Social Security, Disability Insurance and Supplemental Security Income
Social Security benefits are paid to eligible individuals that have attained the minimum retirement age, 62 or older. To be eligible for Social Security, an individual must have the requisite number of credits. Social Security credits are calculated based on an individual’s earnings and number of working years. A person is required to have 40 credits which are earned over a period of 10 year period. A person can earn no more than 4 credits a year. In 2021, a person may earn one Social Security or Medicare credit for every $1,470 in covered earnings each year. A person must earn $5,880 to get the maximum four credits for the year. The amount of earnings it takes to earn a credit may change each year.
Social Security Disability Insurance benefits are paid to individuals that have earned the required amount of credits for Social Security but have not reached the minimum retirement age and have become disabled.
Supplemental Security Income benefits (SSI) is a Federal program which is not funded by Social Security taxes. It provides monthly benefits to individuals to meet basic needs for food, clothing, and shelter. The base monthly federal amount varies depending on your living arrangement and income.
Social Security Benefits are Suspended During the Months of Imprisonment
Social Security retirement benefits, Social Security Disability Insurance (SSDI) and Supplemental Security Income (SSI) are not payable during the months that an individual is imprisoned for conviction of crime. All benefits, except Medicare and Medicaid, are suspended upon imprisonment for more than 30 continuous days. Benefits can be reinstated starting with the month following release from any further incarceration.

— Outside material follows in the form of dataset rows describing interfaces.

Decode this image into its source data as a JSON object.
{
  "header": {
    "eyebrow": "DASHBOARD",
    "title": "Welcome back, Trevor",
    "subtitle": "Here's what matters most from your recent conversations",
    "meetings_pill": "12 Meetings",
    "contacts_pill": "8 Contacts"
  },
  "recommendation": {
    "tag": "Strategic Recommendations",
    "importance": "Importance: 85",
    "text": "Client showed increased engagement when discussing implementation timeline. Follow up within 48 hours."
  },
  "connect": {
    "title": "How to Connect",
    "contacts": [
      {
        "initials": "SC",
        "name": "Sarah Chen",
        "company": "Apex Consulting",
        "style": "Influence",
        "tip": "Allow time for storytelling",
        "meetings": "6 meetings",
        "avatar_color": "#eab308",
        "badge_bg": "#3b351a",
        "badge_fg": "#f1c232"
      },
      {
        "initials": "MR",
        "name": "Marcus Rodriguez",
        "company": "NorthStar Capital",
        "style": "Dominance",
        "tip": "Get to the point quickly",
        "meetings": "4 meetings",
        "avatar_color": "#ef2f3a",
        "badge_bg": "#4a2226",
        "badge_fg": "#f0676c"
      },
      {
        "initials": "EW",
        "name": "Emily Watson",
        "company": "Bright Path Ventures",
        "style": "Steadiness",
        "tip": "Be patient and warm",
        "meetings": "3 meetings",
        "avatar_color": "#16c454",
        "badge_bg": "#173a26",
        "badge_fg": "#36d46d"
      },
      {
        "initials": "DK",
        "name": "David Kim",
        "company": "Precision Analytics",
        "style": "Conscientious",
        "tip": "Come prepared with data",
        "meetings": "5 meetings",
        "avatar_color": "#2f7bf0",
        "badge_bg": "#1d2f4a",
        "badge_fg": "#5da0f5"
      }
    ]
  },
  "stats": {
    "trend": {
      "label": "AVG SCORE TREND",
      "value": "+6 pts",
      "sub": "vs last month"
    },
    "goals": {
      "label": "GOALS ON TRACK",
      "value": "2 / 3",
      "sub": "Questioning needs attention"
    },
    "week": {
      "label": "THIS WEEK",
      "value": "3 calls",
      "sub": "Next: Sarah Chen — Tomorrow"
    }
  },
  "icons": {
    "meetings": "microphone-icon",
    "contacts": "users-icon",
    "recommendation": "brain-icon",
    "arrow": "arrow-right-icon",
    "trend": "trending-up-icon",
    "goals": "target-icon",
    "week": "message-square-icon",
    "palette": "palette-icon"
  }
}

Although you can’t receive monthly Social Security benefits while you’re incarcerated, benefits will continue to your spouse for children that remain eligible. SSI benefits are also suspended during a period of incarceration for more than 30 continuous days.
Social Security Benefits are Resumed Upon Release from Jail or Prison
Social Security benefits, including SSI and disability benefits, will resume in the month that a person in released from jail or prison. The payments will not start automatically. If benefits have been suspended, a request must be made to have them reinstated. In addition, a copy of release documents must be obtained to facilitate coverage without any lapse.
Medicare or Medicaid Benefits
Eligibility for Medicare Part A (Hospital Insurance) continues without any gap in coverage while you’re in prison. On the other hand, to keep Part B (Medical Insurance) activated, monthly premiums must be paid or coverage will be terminated. If coverage is interrupted because of incarceration and non payment of Medicare premiums, an application may be filed during the subsequent General Enrollment Period.
Avoiding Criminal Convictions and Jail
If you are charged with a crime, don’t expect the police, the prosecutor or court employees to help you. They do not represent you and unless they advise you to hire a lawyer, you may end up steering yourself into a brick wall. The good news is that most judges in the State of Michigan do not impose jail for the most prevalent crimes. A skilled criminal defense lawyer can explain how a misdemeanor or felony conviction and jail can be avoided. There are also special provisions of law to protect the rights of first time offenders and even for those with a prior criminal record.